This loop will go around 3 times and assign the exact same functions to each of the three clips.
Okay so far so good. Ya still with me? Of course we haven't said what those different functions are going to do yet. So let's make the first one!
below the loop add the following code to your frame.
trace("Rolling over "+this);
trace("Rolling out "+this);
Okay, so what are those all about? Well the function will be called each time there is an event for one of the clips. The trace isn't needed to make it work, it is just to help you see what is going on. So publish and try it. You will notice that the function gives the full name of the clip you have rolled over. so that is why this.gotoAndPlay(2) tells only the clip that you have rolled over to go and play.
Now when you try this out you might notice that the clips don't come to the front when you rollOver them. So we should add something to the overClip function. Just add the following line inside that function
That says take the current clip and put it on depth 1000. If there is a clip already at 1000, put it where this one came from. If you want to know more about depths in Flash here is a useful article.
Finally if you needed to have names or something different that 0, 1, 2 etc. for your clips. Here is a way to do this. At the start (just before or after the numClips line) add the following line.
Or whatever descriptions you need for your clips. Now lets make each button say its name when you click it. So down with the functions add another function
trace("You've clicked "+this);
trace("My name is "+myClipNames[this.ID]);
Again the traces are only so you can see what is going on. You would maybe want to replace that code with some specific actions based upon which button was clicked. But let's look closer at that second trace. What this is doing is telling flash to get the ID of the current clip. Remember we assigned that value during that first loop so it will have a value of 0, 1, or 2. It is also part of the name myClip0 and so forth but it is just easier to get a number and use it that to break apart a name and try and use that.
So we have this.ID which is a number and we are saying look inside the array called myClipNames for the element 0, 1, or 2 depending. Arrays in Flash start with the first item at position zero, the second at one and so on. That is why we want to start counting at zero! Arrays are really useful and if you use them you need to start with zero.
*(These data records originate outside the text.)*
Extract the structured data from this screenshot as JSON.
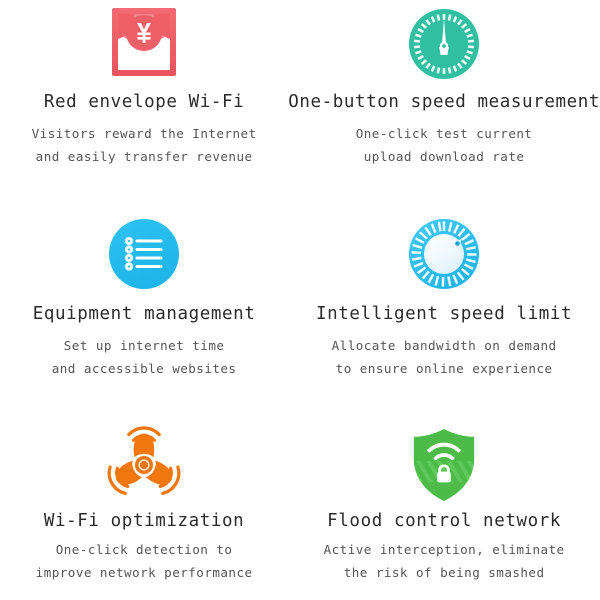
{
  "page": {
    "background": "#ffffff",
    "columns": 2,
    "rows": 3
  },
  "colors": {
    "red": "#ef5f67",
    "red_light": "#f58289",
    "teal": "#31bfa2",
    "blue": "#29bdf0",
    "blue_dark": "#1aa9e0",
    "orange": "#f2770f",
    "green": "#4cbb47",
    "green_dark": "#3da939",
    "title_text": "#2b2b2b",
    "desc_text": "#555555"
  },
  "features": [
    {
      "id": "red-envelope-wifi",
      "icon": "red-envelope-icon",
      "title": "Red envelope Wi-Fi",
      "desc_lines": [
        "Visitors reward the Internet",
        "and easily transfer revenue"
      ]
    },
    {
      "id": "one-button-speed-measurement",
      "icon": "speedometer-icon",
      "title": "One-button speed measurement",
      "desc_lines": [
        "One-click test current",
        "upload download rate"
      ]
    },
    {
      "id": "equipment-management",
      "icon": "list-circle-icon",
      "title": "Equipment management",
      "desc_lines": [
        "Set up internet time",
        "and accessible websites"
      ]
    },
    {
      "id": "intelligent-speed-limit",
      "icon": "dial-knob-icon",
      "title": "Intelligent speed limit",
      "desc_lines": [
        "Allocate bandwidth on demand",
        "to ensure online experience"
      ]
    },
    {
      "id": "wifi-optimization",
      "icon": "fan-blade-icon",
      "title": "Wi-Fi optimization",
      "desc_lines": [
        "One-click detection to",
        "improve network performance"
      ]
    },
    {
      "id": "flood-control-network",
      "icon": "shield-lock-wifi-icon",
      "title": "Flood control network",
      "desc_lines": [
        "Active interception, eliminate",
        "the risk of being smashed"
      ]
    }
  ]
}
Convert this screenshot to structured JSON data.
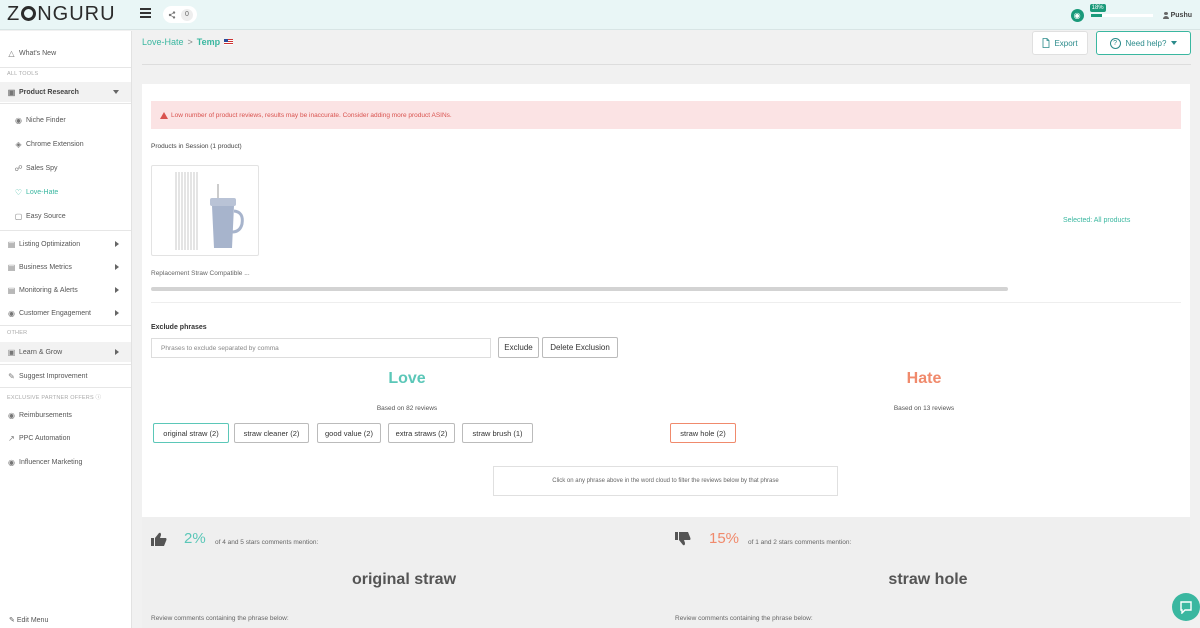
{
  "topbar": {
    "logo_pre": "Z",
    "logo_post": "NGURU",
    "share_count": "0",
    "progress_label": "18%",
    "progress_fraction": 0.18,
    "user": "Pushu"
  },
  "sidebar": {
    "whats_new": "What's New",
    "all_tools": "ALL TOOLS",
    "product_research": "Product Research",
    "niche_finder": "Niche Finder",
    "chrome_extension": "Chrome Extension",
    "sales_spy": "Sales Spy",
    "love_hate": "Love-Hate",
    "easy_source": "Easy Source",
    "listing_optimization": "Listing Optimization",
    "business_metrics": "Business Metrics",
    "monitoring_alerts": "Monitoring & Alerts",
    "customer_engagement": "Customer Engagement",
    "other": "OTHER",
    "learn_grow": "Learn & Grow",
    "suggest_improvement": "Suggest Improvement",
    "partner_offers": "EXCLUSIVE PARTNER OFFERS",
    "reimbursements": "Reimbursements",
    "ppc_automation": "PPC Automation",
    "influencer_marketing": "Influencer Marketing",
    "edit_menu": "Edit Menu"
  },
  "header": {
    "crumb_parent": "Love-Hate",
    "crumb_sep": ">",
    "crumb_current": "Temp",
    "export_label": "Export",
    "help_label": "Need help?"
  },
  "main": {
    "alert": "Low number of product reviews, results may be inaccurate. Consider adding more product ASINs.",
    "session_label": "Products in Session (1 product)",
    "product_name": "Replacement Straw Compatible ...",
    "selected_label": "Selected: All products",
    "exclude_label": "Exclude phrases",
    "exclude_placeholder": "Phrases to exclude separated by comma",
    "exclude_button": "Exclude",
    "delete_exclusion_button": "Delete Exclusion",
    "love_title": "Love",
    "love_sub": "Based on 82 reviews",
    "hate_title": "Hate",
    "hate_sub": "Based on 13 reviews",
    "love_chips": [
      "original straw (2)",
      "straw cleaner (2)",
      "good value (2)",
      "extra straws (2)",
      "straw brush (1)"
    ],
    "hate_chips": [
      "straw hole (2)"
    ],
    "hint": "Click on any phrase above in the word cloud to filter the reviews below by that phrase"
  },
  "bottom": {
    "love_pct": "2%",
    "love_desc": "of 4 and 5 stars comments mention:",
    "love_phrase": "original straw",
    "hate_pct": "15%",
    "hate_desc": "of 1 and 2 stars comments mention:",
    "hate_phrase": "straw hole",
    "review_comments_label": "Review comments containing the phrase below:"
  },
  "colors": {
    "accent": "#3ab7a0",
    "love": "#5bc7b8",
    "hate": "#f08a6c",
    "alert_bg": "#fbe3e4",
    "alert_text": "#d9534f"
  }
}
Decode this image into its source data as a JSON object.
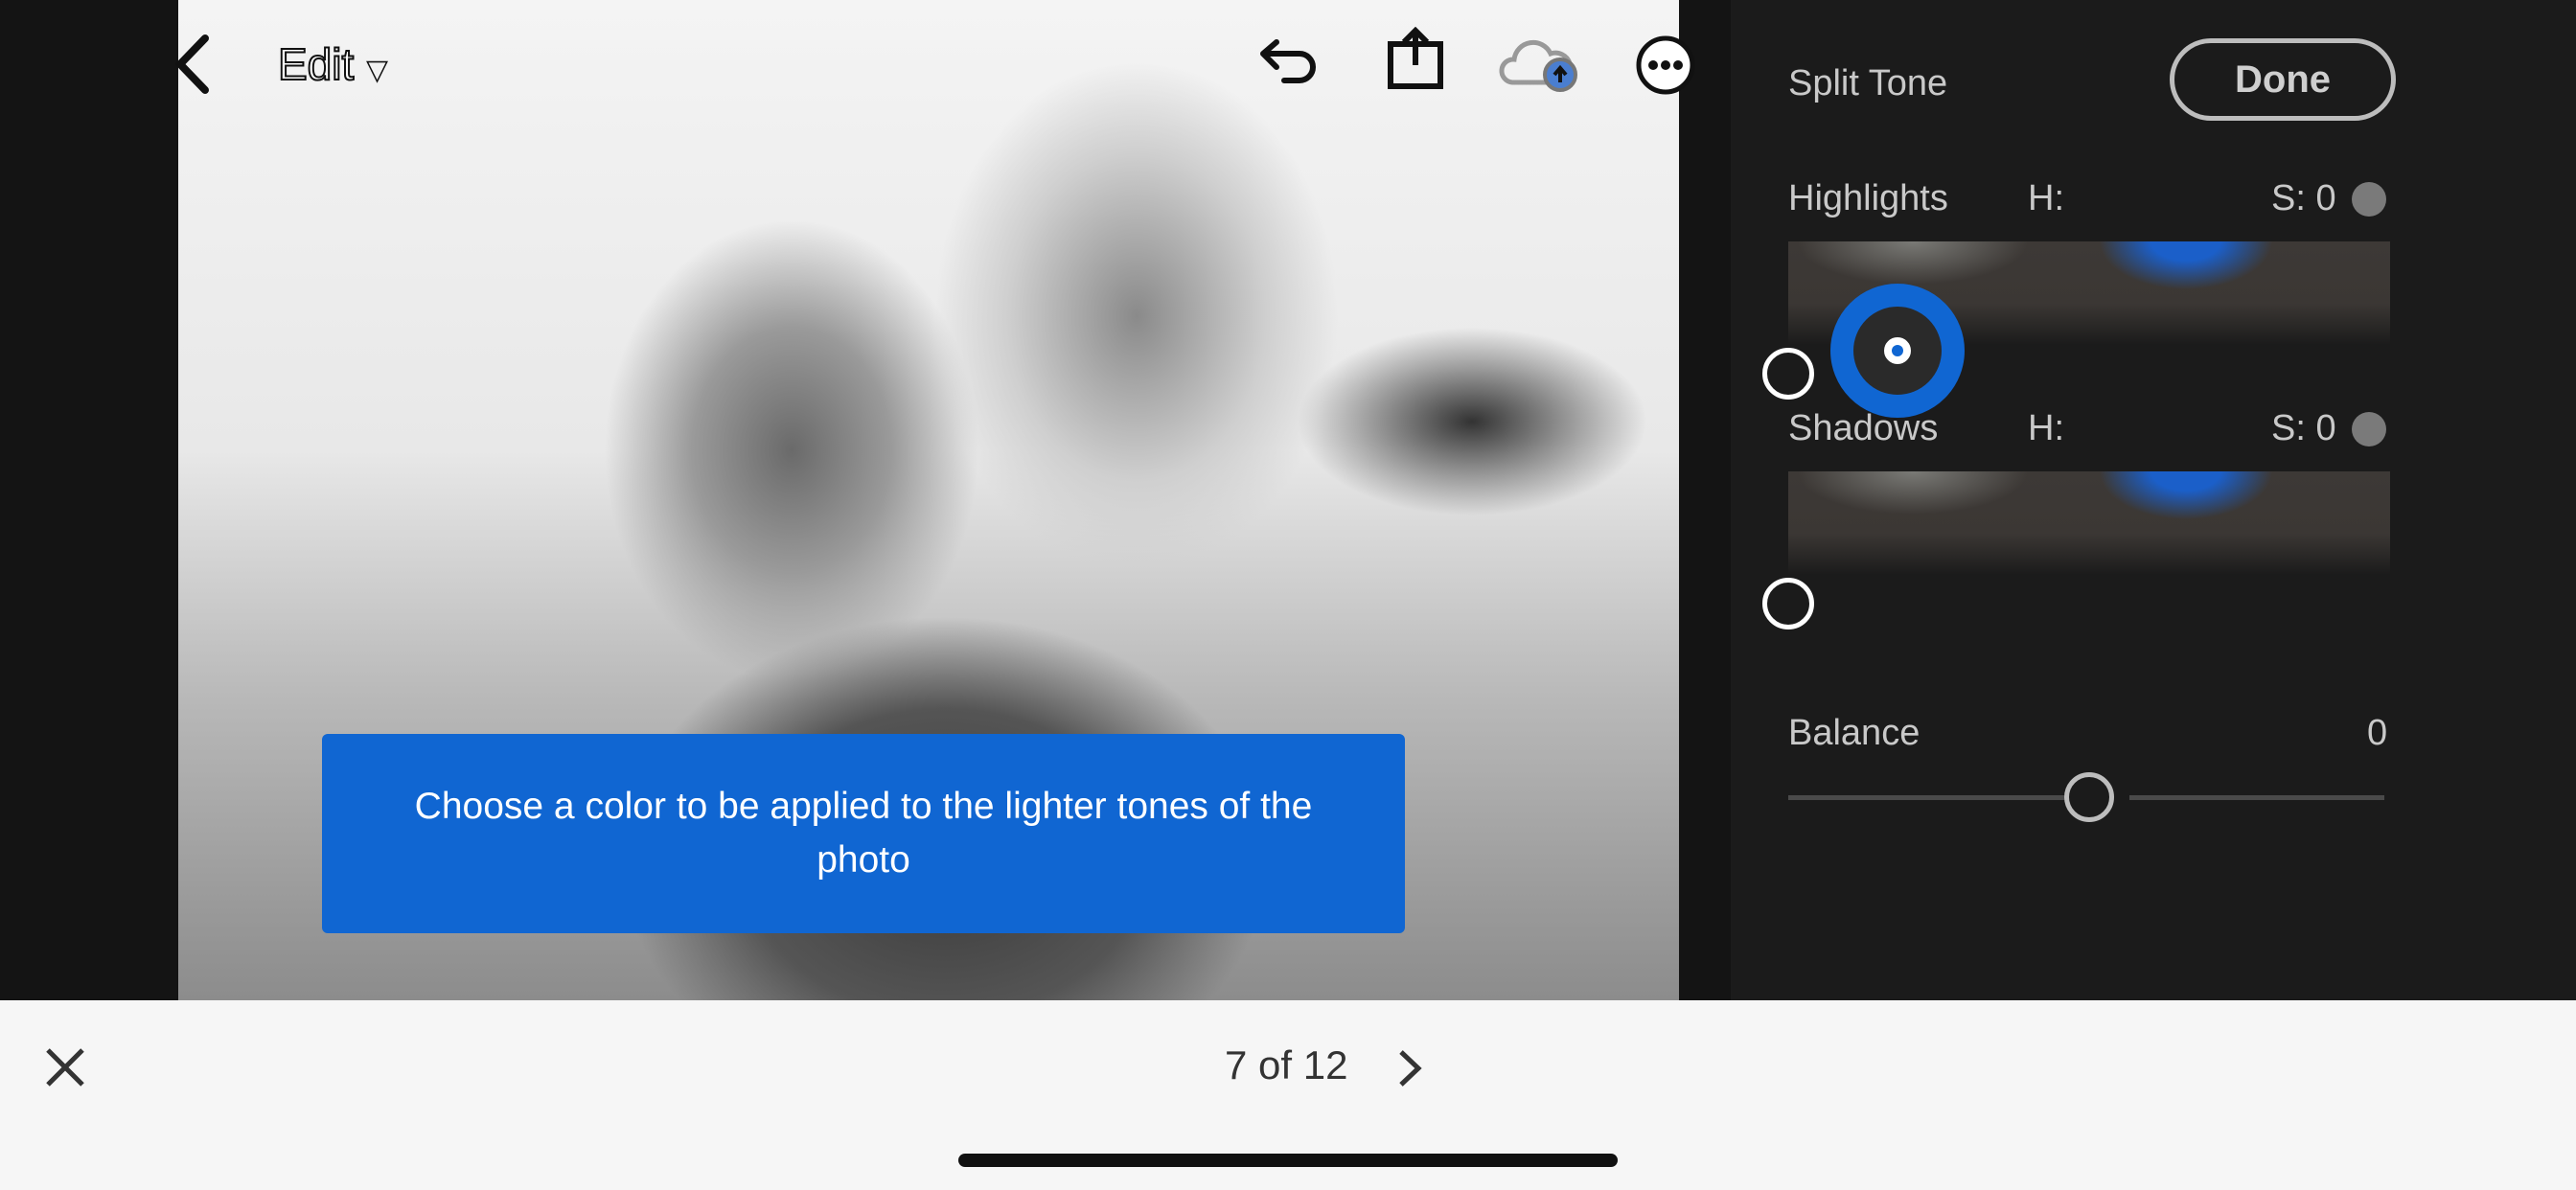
{
  "topbar": {
    "back_icon": "chevron-left-icon",
    "edit_label": "Edit",
    "edit_dropdown_icon": "triangle-down-icon",
    "undo_icon": "undo-icon",
    "share_icon": "share-icon",
    "cloud_icon": "cloud-upload-icon",
    "more_icon": "more-icon"
  },
  "tooltip": {
    "text": "Choose a color to be applied to the lighter tones of the photo"
  },
  "panel": {
    "title": "Split Tone",
    "done_label": "Done",
    "highlights": {
      "label": "Highlights",
      "hue_label": "H:",
      "sat_label": "S: 0"
    },
    "shadows": {
      "label": "Shadows",
      "hue_label": "H:",
      "sat_label": "S: 0"
    },
    "balance": {
      "label": "Balance",
      "value": "0",
      "level": 0
    },
    "accent_color": "#1066d2"
  },
  "bottombar": {
    "close_icon": "close-icon",
    "counter": "7 of 12",
    "next_icon": "chevron-right-icon"
  }
}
So how is all that? Done your head in yet? Give it a shot and come back and I'm sure you'll have more questions.